And as such, I have many triggers and memories hidden away, which every now and then take me back to Pakistan. My favourite though, is a particularly milky shade of pink that stirs up sensations of bliss - the colour of Kashmiri chai sipped on rainy winters, the colour of dusty sunsets spent on rooftops.
The reason why I bring up this topic of memories in Pakistan is because over this past summer, I spent six weeks in Karachi. It's the longest time I've spent there in a single stretch. No matter what people say or what you're made to believe through sensationalised news stories, it is a painfully beautiful country, full of gems, full to the brim with untapped potential. Pakistan is a country close to my heart and if you were following me on social media, you'll know that I had an immensely fulfilling time there.
I did have my doubts though. I was a little hesitant and resistant towards the idea of being there for so long, but by the end, I felt the same hesitance and resistance as I was boarding my flight back. The first few days there I felt like I had lost my direction in life, after being separated from the comfort and security of my regular routine. Living alone in London for two years has changed me in some ways (mostly for the better, I'd like to think), but spending time with family I grew up with reminded me of an age of pristine innocence. Every now and again I would recall things that I used to do in my younger days, unostentatious and uninhibited. It really was a time of self-rediscovery and I remembered the many things that really make me who I am today. I guess in order to find your way sometimes you do need to get a little lost first.
Refreshed, I hope to get back onto my creative journey with a stronger direction, filled with more purposeful intention. For some time now, my presence on the blog has been less than optimal. I've been questioning a lot of the things that I do, which lead me to scrapping drafts left, right and centre. Mediocracy is something that I often speak about and never want present in my work.
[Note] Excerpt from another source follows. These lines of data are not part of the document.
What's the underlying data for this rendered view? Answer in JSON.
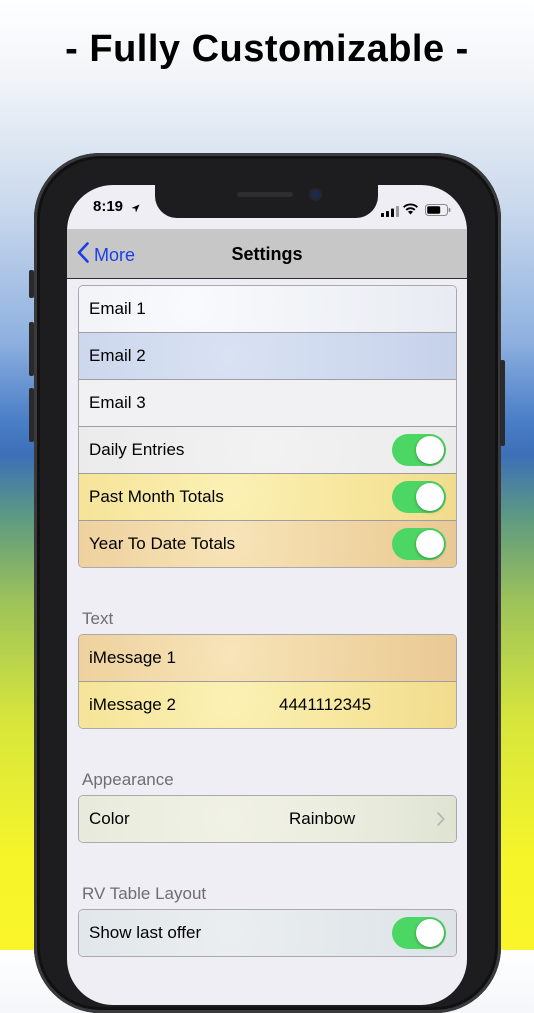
{
  "headline": "- Fully Customizable -",
  "status_bar": {
    "time": "8:19"
  },
  "navbar": {
    "back_label": "More",
    "title": "Settings"
  },
  "email_group": {
    "rows": [
      {
        "label": "Email 1"
      },
      {
        "label": "Email 2"
      },
      {
        "label": "Email 3"
      },
      {
        "label": "Daily Entries",
        "toggle": true
      },
      {
        "label": "Past Month Totals",
        "toggle": true
      },
      {
        "label": "Year To Date Totals",
        "toggle": true
      }
    ]
  },
  "text_section": {
    "header": "Text",
    "rows": [
      {
        "label": "iMessage 1",
        "value": ""
      },
      {
        "label": "iMessage 2",
        "value": "4441112345"
      }
    ]
  },
  "appearance_section": {
    "header": "Appearance",
    "rows": [
      {
        "label": "Color",
        "value": "Rainbow"
      }
    ]
  },
  "rv_section": {
    "header": "RV Table Layout",
    "rows": [
      {
        "label": "Show last offer",
        "toggle": true
      }
    ]
  },
  "colors": {
    "accent": "#1a3fe8",
    "toggle_on": "#4cd663",
    "nav_bar": "#c7c7c7"
  }
}
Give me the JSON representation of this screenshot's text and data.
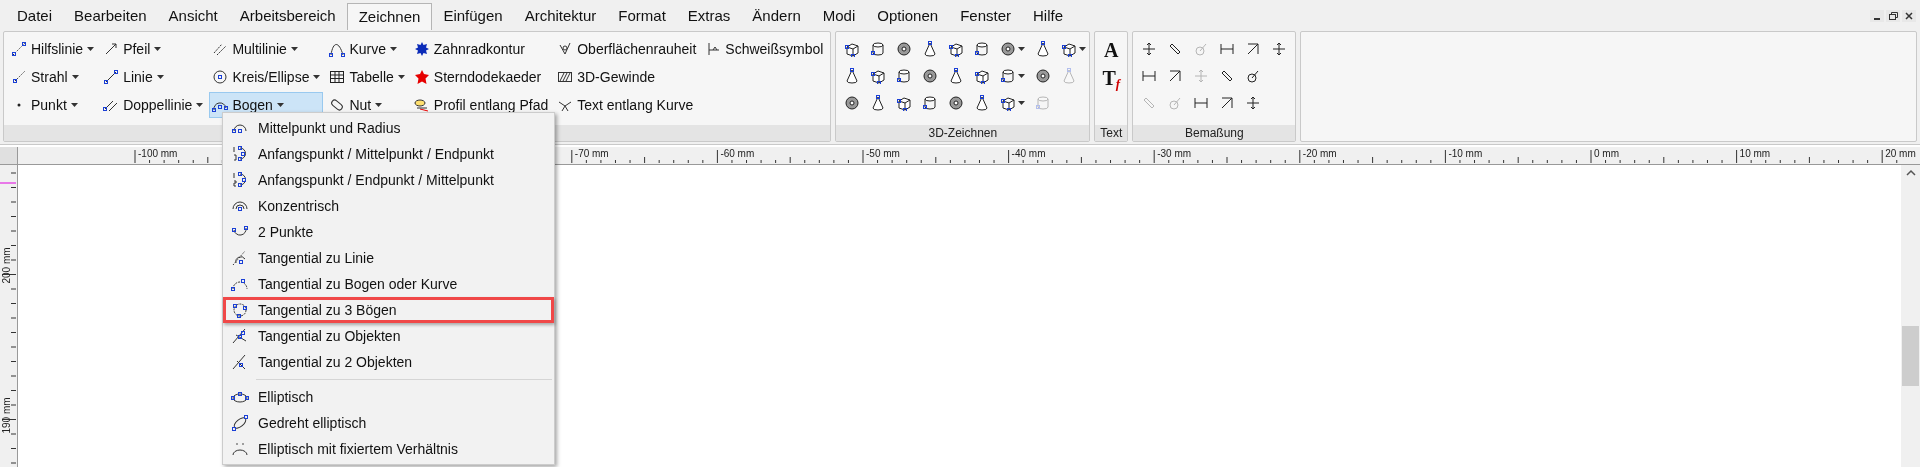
{
  "menu_bar": {
    "tabs": [
      {
        "label": "Datei",
        "selected": false
      },
      {
        "label": "Bearbeiten",
        "selected": false
      },
      {
        "label": "Ansicht",
        "selected": false
      },
      {
        "label": "Arbeitsbereich",
        "selected": false
      },
      {
        "label": "Zeichnen",
        "selected": true
      },
      {
        "label": "Einfügen",
        "selected": false
      },
      {
        "label": "Architektur",
        "selected": false
      },
      {
        "label": "Format",
        "selected": false
      },
      {
        "label": "Extras",
        "selected": false
      },
      {
        "label": "Ändern",
        "selected": false
      },
      {
        "label": "Modi",
        "selected": false
      },
      {
        "label": "Optionen",
        "selected": false
      },
      {
        "label": "Fenster",
        "selected": false
      },
      {
        "label": "Hilfe",
        "selected": false
      }
    ]
  },
  "ribbon": {
    "groups": [
      {
        "kind": "tools",
        "columns": [
          [
            {
              "label": "Hilfslinie",
              "dropdown": true,
              "selected": false
            },
            {
              "label": "Strahl",
              "dropdown": true,
              "selected": false
            },
            {
              "label": "Punkt",
              "dropdown": true,
              "selected": false
            }
          ],
          [
            {
              "label": "Pfeil",
              "dropdown": true,
              "selected": false
            },
            {
              "label": "Linie",
              "dropdown": true,
              "selected": false
            },
            {
              "label": "Doppellinie",
              "dropdown": true,
              "selected": false
            }
          ],
          [
            {
              "label": "Multilinie",
              "dropdown": true,
              "selected": false
            },
            {
              "label": "Kreis/Ellipse",
              "dropdown": true,
              "selected": false
            },
            {
              "label": "Bogen",
              "dropdown": true,
              "selected": true
            }
          ],
          [
            {
              "label": "Kurve",
              "dropdown": true,
              "selected": false
            },
            {
              "label": "Tabelle",
              "dropdown": true,
              "selected": false
            },
            {
              "label": "Nut",
              "dropdown": true,
              "selected": false
            }
          ],
          [
            {
              "label": "Zahnradkontur",
              "dropdown": false,
              "selected": false
            },
            {
              "label": "Sterndodekaeder",
              "dropdown": false,
              "selected": false
            },
            {
              "label": "Profil entlang Pfad",
              "dropdown": false,
              "selected": false
            }
          ],
          [
            {
              "label": "Oberflächenrauheit",
              "dropdown": false,
              "selected": false
            },
            {
              "label": "3D-Gewinde",
              "dropdown": false,
              "selected": false
            },
            {
              "label": "Text entlang Kurve",
              "dropdown": false,
              "selected": false
            }
          ],
          [
            {
              "label": "Schweißsymbol",
              "dropdown": false,
              "selected": false
            }
          ]
        ]
      },
      {
        "kind": "icons",
        "label": "3D-Zeichnen",
        "rows": [
          [
            {
              "dropdown": false,
              "disabled": false
            },
            {
              "dropdown": false,
              "disabled": false
            },
            {
              "dropdown": false,
              "disabled": false
            },
            {
              "dropdown": false,
              "disabled": false
            },
            {
              "dropdown": false,
              "disabled": false
            },
            {
              "dropdown": false,
              "disabled": false
            },
            {
              "dropdown": true,
              "disabled": false
            },
            {
              "dropdown": false,
              "disabled": false
            },
            {
              "dropdown": true,
              "disabled": false
            }
          ],
          [
            {
              "dropdown": false,
              "disabled": false
            },
            {
              "dropdown": false,
              "disabled": false
            },
            {
              "dropdown": false,
              "disabled": false
            },
            {
              "dropdown": false,
              "disabled": false
            },
            {
              "dropdown": false,
              "disabled": false
            },
            {
              "dropdown": false,
              "disabled": false
            },
            {
              "dropdown": true,
              "disabled": false
            },
            {
              "dropdown": false,
              "disabled": false
            },
            {
              "dropdown": false,
              "disabled": true
            }
          ],
          [
            {
              "dropdown": false,
              "disabled": false
            },
            {
              "dropdown": false,
              "disabled": false
            },
            {
              "dropdown": false,
              "disabled": false
            },
            {
              "dropdown": false,
              "disabled": false
            },
            {
              "dropdown": false,
              "disabled": false
            },
            {
              "dropdown": false,
              "disabled": false
            },
            {
              "dropdown": true,
              "disabled": false
            },
            {
              "dropdown": false,
              "disabled": true
            }
          ]
        ]
      },
      {
        "kind": "glyphs",
        "label": "Text",
        "items": [
          {
            "glyph": "A"
          },
          {
            "glyph": "T",
            "sub": "f"
          }
        ]
      },
      {
        "kind": "icons",
        "label": "Bemaßung",
        "rows": [
          [
            {
              "dropdown": false,
              "disabled": false
            },
            {
              "dropdown": false,
              "disabled": false
            },
            {
              "dropdown": false,
              "disabled": true
            },
            {
              "dropdown": false,
              "disabled": false
            },
            {
              "dropdown": false,
              "disabled": false
            },
            {
              "dropdown": false,
              "disabled": false
            }
          ],
          [
            {
              "dropdown": false,
              "disabled": false
            },
            {
              "dropdown": false,
              "disabled": false
            },
            {
              "dropdown": false,
              "disabled": true
            },
            {
              "dropdown": false,
              "disabled": false
            },
            {
              "dropdown": false,
              "disabled": false
            }
          ],
          [
            {
              "dropdown": false,
              "disabled": true
            },
            {
              "dropdown": false,
              "disabled": true
            },
            {
              "dropdown": false,
              "disabled": false
            },
            {
              "dropdown": false,
              "disabled": false
            },
            {
              "dropdown": false,
              "disabled": false
            }
          ]
        ]
      }
    ]
  },
  "dropdown_menu": {
    "items": [
      {
        "kind": "item",
        "label": "Mittelpunkt und Radius",
        "highlighted": false
      },
      {
        "kind": "item",
        "label": "Anfangspunkt / Mittelpunkt / Endpunkt",
        "highlighted": false
      },
      {
        "kind": "item",
        "label": "Anfangspunkt / Endpunkt / Mittelpunkt",
        "highlighted": false
      },
      {
        "kind": "item",
        "label": "Konzentrisch",
        "highlighted": false
      },
      {
        "kind": "item",
        "label": "2 Punkte",
        "highlighted": false
      },
      {
        "kind": "item",
        "label": "Tangential zu Linie",
        "highlighted": false
      },
      {
        "kind": "item",
        "label": "Tangential zu Bogen oder Kurve",
        "highlighted": false
      },
      {
        "kind": "item",
        "label": "Tangential zu 3 Bögen",
        "highlighted": true
      },
      {
        "kind": "item",
        "label": "Tangential zu Objekten",
        "highlighted": false
      },
      {
        "kind": "item",
        "label": "Tangential zu 2 Objekten",
        "highlighted": false
      },
      {
        "kind": "separator"
      },
      {
        "kind": "item",
        "label": "Elliptisch",
        "highlighted": false
      },
      {
        "kind": "item",
        "label": "Gedreht elliptisch",
        "highlighted": false
      },
      {
        "kind": "item",
        "label": "Elliptisch mit fixiertem Verhältnis",
        "highlighted": false
      }
    ]
  },
  "ruler": {
    "labels": [
      "-100 mm",
      "-70 mm",
      "-60 mm",
      "-50 mm",
      "-40 mm",
      "-30 mm",
      "-20 mm",
      "-10 mm",
      "0 mm",
      "10 mm",
      "20 mm"
    ]
  },
  "vertical_ruler": {
    "labels": [
      "200 mm",
      "190 mm"
    ]
  }
}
But at the same time, I'm also letting go of the idea of perfection - nothing is truly perfect. If you do something, simply do it with all your heart and to the best of your capabilities and knowledge. If mistakes are made, take it as a learning opportunity and grow.
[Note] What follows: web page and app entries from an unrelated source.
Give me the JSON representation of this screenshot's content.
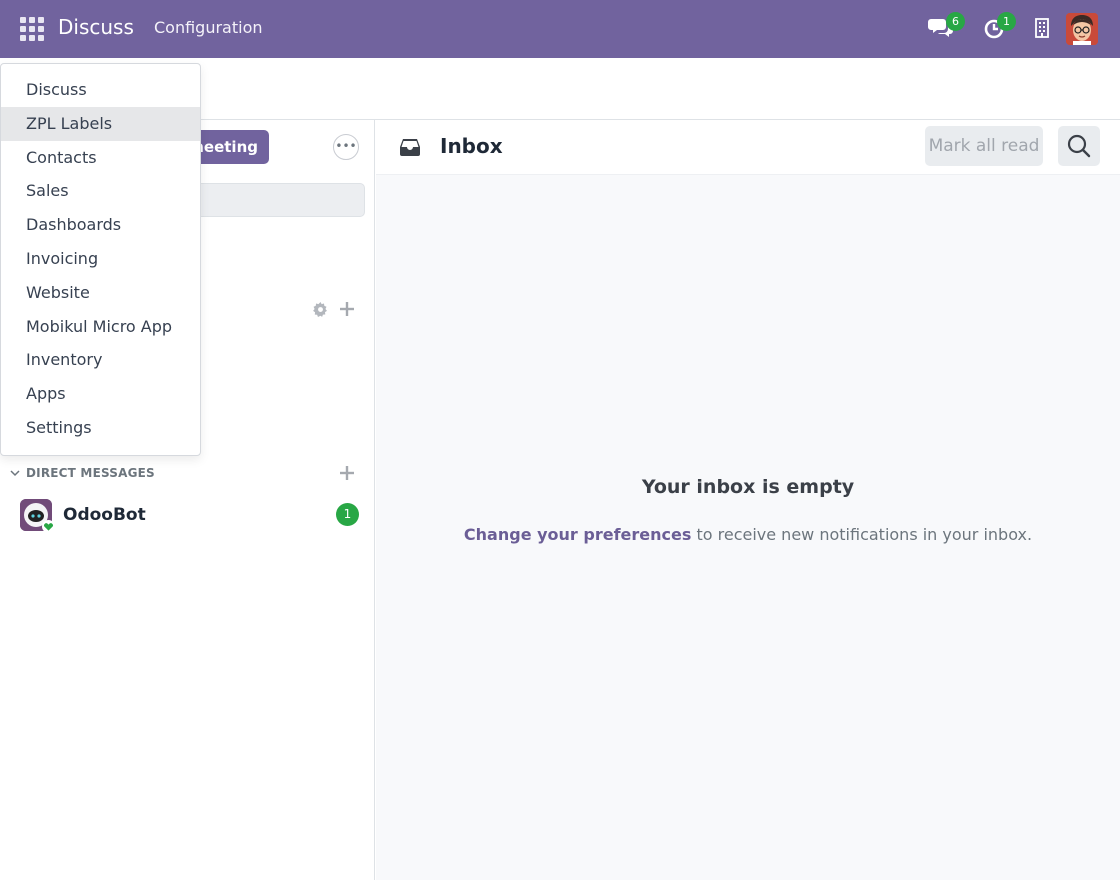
{
  "navbar": {
    "brand": "Discuss",
    "menu_configuration": "Configuration",
    "messages_count": "6",
    "activities_count": "1"
  },
  "app_menu": {
    "items": [
      "Discuss",
      "ZPL Labels",
      "Contacts",
      "Sales",
      "Dashboards",
      "Invoicing",
      "Website",
      "Mobikul Micro App",
      "Inventory",
      "Apps",
      "Settings"
    ],
    "highlighted": "ZPL Labels"
  },
  "sidebar": {
    "meeting_button_visible_text": "meeting",
    "direct_messages_header": "DIRECT MESSAGES",
    "direct_messages": [
      {
        "name": "OdooBot",
        "unread": "1"
      }
    ]
  },
  "thread": {
    "title": "Inbox",
    "mark_all_read": "Mark all read",
    "empty_title": "Your inbox is empty",
    "empty_link": "Change your preferences",
    "empty_text": " to receive new notifications in your inbox."
  },
  "colors": {
    "brand_purple": "#71639e",
    "badge_green": "#28a745"
  }
}
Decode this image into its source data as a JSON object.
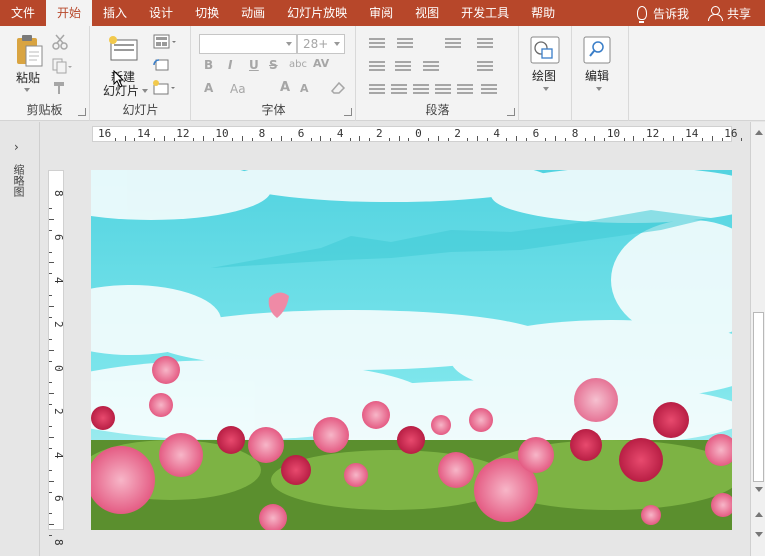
{
  "tabs": [
    "文件",
    "开始",
    "插入",
    "设计",
    "切换",
    "动画",
    "幻灯片放映",
    "审阅",
    "视图",
    "开发工具",
    "帮助"
  ],
  "tell_me": "告诉我",
  "share": "共享",
  "ribbon": {
    "clipboard": {
      "paste_label": "粘贴",
      "group_label": "剪贴板"
    },
    "slides": {
      "new_slide_line1": "新建",
      "new_slide_line2": "幻灯片",
      "group_label": "幻灯片"
    },
    "font": {
      "font_size": "28+",
      "bold": "B",
      "italic": "I",
      "underline": "U",
      "strike": "S",
      "shadow": "abc",
      "spacing": "AV",
      "font_color": "A",
      "change_case": "Aa",
      "grow": "A",
      "shrink": "A",
      "group_label": "字体"
    },
    "paragraph": {
      "group_label": "段落"
    },
    "drawing": {
      "label": "绘图"
    },
    "editing": {
      "label": "编辑"
    }
  },
  "left_pane": {
    "label": "缩略图"
  },
  "ruler_h": [
    "16",
    "14",
    "12",
    "10",
    "8",
    "6",
    "4",
    "2",
    "0",
    "2",
    "4",
    "6",
    "8",
    "10",
    "12",
    "14",
    "16"
  ],
  "ruler_v": [
    "8",
    "6",
    "4",
    "2",
    "0",
    "2",
    "4",
    "6",
    "8"
  ],
  "colors": {
    "accent": "#b7472a",
    "sky": "#4fd6e0",
    "ribbon_bg": "#f3f3f3"
  }
}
I wait for the cool breeze; it cuts the thick, humid afternoons into pieces - like a fragmenting river through fertile banks, like a piece of honeycomb as it hits the floor. Another summer day, speckled with pink dust and the calls of crows, goes by.
Despite the naysayers who insisted that my first time in Italy should be somewhere "nicer" (like Venice or Rome), I decided that a visit to Milan completely warranted my time - so I spontaneously booked my flights and the rest was history. In the land where culture meets commerce, you'll find hidden treasure on every street, between iconic landmarks and esteemed establishments. It was four days of wandering on foot (with the occasional Metro ride here and there), experiencing Milanese flavours, and falling in love with a culture full of romance. Here are some snaps from my time there and a list of places you really ought to visit.
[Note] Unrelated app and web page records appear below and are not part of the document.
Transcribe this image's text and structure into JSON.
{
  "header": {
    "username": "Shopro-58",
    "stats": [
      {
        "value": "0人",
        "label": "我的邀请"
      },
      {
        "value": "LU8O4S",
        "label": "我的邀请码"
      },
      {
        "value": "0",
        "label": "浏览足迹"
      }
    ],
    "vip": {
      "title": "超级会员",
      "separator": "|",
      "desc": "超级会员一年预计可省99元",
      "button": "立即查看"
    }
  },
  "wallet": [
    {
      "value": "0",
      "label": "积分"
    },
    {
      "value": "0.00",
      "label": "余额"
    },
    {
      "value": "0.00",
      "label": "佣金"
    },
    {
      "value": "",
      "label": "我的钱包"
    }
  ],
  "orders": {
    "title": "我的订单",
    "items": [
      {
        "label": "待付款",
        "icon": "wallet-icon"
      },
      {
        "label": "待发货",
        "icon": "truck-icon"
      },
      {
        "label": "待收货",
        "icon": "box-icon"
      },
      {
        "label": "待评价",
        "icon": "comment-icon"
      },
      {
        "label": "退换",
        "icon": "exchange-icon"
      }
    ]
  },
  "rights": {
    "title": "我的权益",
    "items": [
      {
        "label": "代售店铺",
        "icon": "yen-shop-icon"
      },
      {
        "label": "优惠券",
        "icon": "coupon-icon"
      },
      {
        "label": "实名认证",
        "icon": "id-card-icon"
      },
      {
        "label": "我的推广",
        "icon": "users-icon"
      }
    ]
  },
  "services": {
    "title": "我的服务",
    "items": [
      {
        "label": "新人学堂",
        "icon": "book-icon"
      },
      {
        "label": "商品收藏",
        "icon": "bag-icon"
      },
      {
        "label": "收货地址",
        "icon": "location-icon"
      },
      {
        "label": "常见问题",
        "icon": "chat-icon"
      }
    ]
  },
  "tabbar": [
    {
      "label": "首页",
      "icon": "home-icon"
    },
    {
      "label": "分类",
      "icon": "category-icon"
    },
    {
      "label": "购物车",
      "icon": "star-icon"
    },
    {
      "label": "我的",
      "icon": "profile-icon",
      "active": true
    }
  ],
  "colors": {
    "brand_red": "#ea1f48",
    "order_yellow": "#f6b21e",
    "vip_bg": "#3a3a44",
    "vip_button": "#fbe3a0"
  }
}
Photo assistance - Aditi Dhanu
Look 1: & Other Stories - Shirt // Zara - Jeans // Givenchy - Patent Oxfords // Prada - Sunglasses // Topshop - Denim jacket, with 'fixated' embroidery by Hand & Lock
Look 2: & Other Stories - Shirt // Acne Studios - Trousers // Givenchy - Patent Oxfords, scarf // Moschino - Bucket bag
Look 4: & Other Stories - Shirt // Vintage - Linen chinos // Bottega Veneta - Leather weave bracelet // Prada - Sunglasses